Task to complete: Where the string "icon" appears in a line of the material below, copy that line.
● ● ● ● ● ● ●
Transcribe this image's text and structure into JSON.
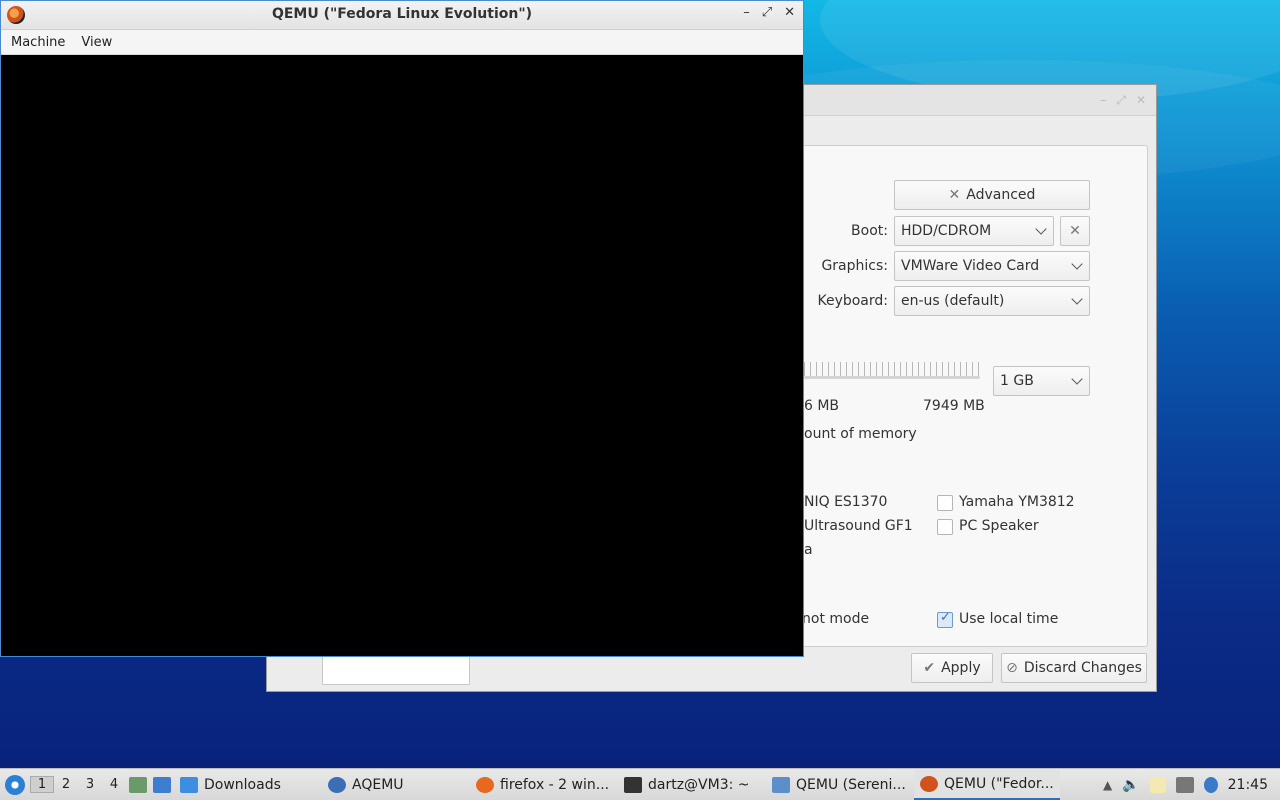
{
  "qemu_window": {
    "title": "QEMU (\"Fedora Linux Evolution\")",
    "controls": {
      "minimize": "–",
      "maximize": "⤢",
      "close": "✕"
    },
    "menu": [
      "Machine",
      "View"
    ]
  },
  "aqemu_window": {
    "advanced_label": "Advanced",
    "boot_label": "Boot:",
    "boot_value": "HDD/CDROM",
    "graphics_label": "Graphics:",
    "graphics_value": "VMWare Video Card",
    "keyboard_label": "Keyboard:",
    "keyboard_value": "en-us (default)",
    "memory_value": "1 GB",
    "mem_min_partial": "6 MB",
    "mem_max": "7949 MB",
    "mem_note_partial": "ount of memory",
    "sound_es1370_partial": "NIQ ES1370",
    "sound_gus_partial": "Ultrasound GF1",
    "sound_partial_a": "a",
    "sound_yamaha": "Yamaha YM3812",
    "sound_pcspeaker": "PC Speaker",
    "snapshot_partial": "not mode",
    "use_local_time": "Use local time",
    "apply_label": "Apply",
    "discard_label": "Discard Changes"
  },
  "taskbar": {
    "workspaces": [
      "1",
      "2",
      "3",
      "4"
    ],
    "items": [
      {
        "label": "Downloads",
        "icon": "folder-icon",
        "color": "#3d8ee0"
      },
      {
        "label": "AQEMU",
        "icon": "aqemu-icon",
        "color": "#3b6fb5"
      },
      {
        "label": "firefox - 2 win...",
        "icon": "firefox-icon",
        "color": "#e8691e"
      },
      {
        "label": "dartz@VM3: ~",
        "icon": "terminal-icon",
        "color": "#333333"
      },
      {
        "label": "QEMU (Sereni...",
        "icon": "window-icon",
        "color": "#5c8fc9"
      },
      {
        "label": "QEMU (\"Fedor...",
        "icon": "qemu-icon",
        "color": "#d1531c"
      }
    ],
    "clock": "21:45"
  }
}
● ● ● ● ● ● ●
Answer box:
        "icon": "folder-icon",
        "icon": "aqemu-icon",
        "icon": "firefox-icon",
        "icon": "terminal-icon",
        "icon": "window-icon",
        "icon": "qemu-icon",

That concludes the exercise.